You probably already know a lot of things that will not bring you long-term happiness: money, ice cream, new shoes. But what can you do to brighten up your life? According to the AARP magazine, here are 10 suggestions:
Choose the right place to live. It should not be a surprise that being around happy people makes you happy. And some places are just happier than others. For example, in the United States, happy people congregate in the Pacific Northwest and on the water. Even if you don’t want to move to Seattle, look for a neighborhood with sidewalks, green spaces and other areas that encourage social interaction.
Save money. Worrying about money is a serious impediment to happiness, and financial security brings peace of mind. So watch what you spend, and save as much as you can.
Don’t waste your morning. Starting the day off right can make you more productive and give you a sunnier outlook. Get a good night’s sleep so you wake well-rested, then have breakfast and get at least 30 minutes of exercise.
Watch less TV. According to a study by National Geographic, the happiest people watch less than an hour of TV a day. Instead, spend your time connecting with real people, pursuing a hobby or reading.
See your friends regularly. Spending as much time as possible with your friends and family (the ones you like) makes you happier. And if your friends are happy people, it makes you happy too. A Harvard study showed that each unhappy person in your social group decreases your happiness by 7 percent. But each happy friend increases your happiness by 9 percent.
Marry well. Study after study shows that people who are happy in their marriage or in a committed relationship are at least twice as likely to be happy as unmarried people. And being in an unhappy marriage or committed relationship can actually harm your health.
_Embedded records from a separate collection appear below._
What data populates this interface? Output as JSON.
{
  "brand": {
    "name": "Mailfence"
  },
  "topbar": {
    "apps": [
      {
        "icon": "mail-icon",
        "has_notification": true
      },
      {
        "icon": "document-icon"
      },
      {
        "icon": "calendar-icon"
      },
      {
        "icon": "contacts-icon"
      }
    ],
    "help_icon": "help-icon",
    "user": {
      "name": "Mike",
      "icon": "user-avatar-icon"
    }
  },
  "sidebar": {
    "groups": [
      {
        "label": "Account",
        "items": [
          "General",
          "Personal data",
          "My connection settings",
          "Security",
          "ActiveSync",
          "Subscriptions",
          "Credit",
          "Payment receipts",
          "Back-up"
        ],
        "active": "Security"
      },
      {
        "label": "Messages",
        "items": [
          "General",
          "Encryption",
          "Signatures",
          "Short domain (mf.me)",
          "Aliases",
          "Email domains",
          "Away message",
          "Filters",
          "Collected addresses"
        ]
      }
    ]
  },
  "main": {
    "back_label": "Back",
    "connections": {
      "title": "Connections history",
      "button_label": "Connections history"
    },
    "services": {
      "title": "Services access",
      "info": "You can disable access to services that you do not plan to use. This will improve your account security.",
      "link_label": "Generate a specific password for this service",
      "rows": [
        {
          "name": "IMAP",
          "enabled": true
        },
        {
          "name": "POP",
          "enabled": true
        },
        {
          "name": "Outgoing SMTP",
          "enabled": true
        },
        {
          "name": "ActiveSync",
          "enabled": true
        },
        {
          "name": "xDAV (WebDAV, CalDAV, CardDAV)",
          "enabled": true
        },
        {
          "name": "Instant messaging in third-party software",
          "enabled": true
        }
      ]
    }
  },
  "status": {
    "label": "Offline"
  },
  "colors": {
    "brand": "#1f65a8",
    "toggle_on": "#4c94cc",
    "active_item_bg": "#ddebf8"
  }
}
Go to church. People who belong to a faith community and attend services more than once a week live up to seven years longer than their less-religious counterparts. And it doesn’t matter what faith community, so look around until you find something that works for you.
Make your place. Create a spot in your home that showcases things that make you happy and of which you are proud – awards, photos, memorabilia, etc. When you go into that room, you receive an automatic infusion of happiness.
Get a pet. People who own pets feel less stress, and stress leads to unhappiness. Studies show that pets can help lower blood pressure, promote self-esteem and make you feel loved. Plus, walking the dog is good exercise.
Volunteer. Helping others makes you more appreciative of the good things in your life, whether you donate money or whether you donate time. In fact, a Brazilian researcher discovered that altruism causes your brain to feel the same kind of pleasure caused by sugar and cocaine.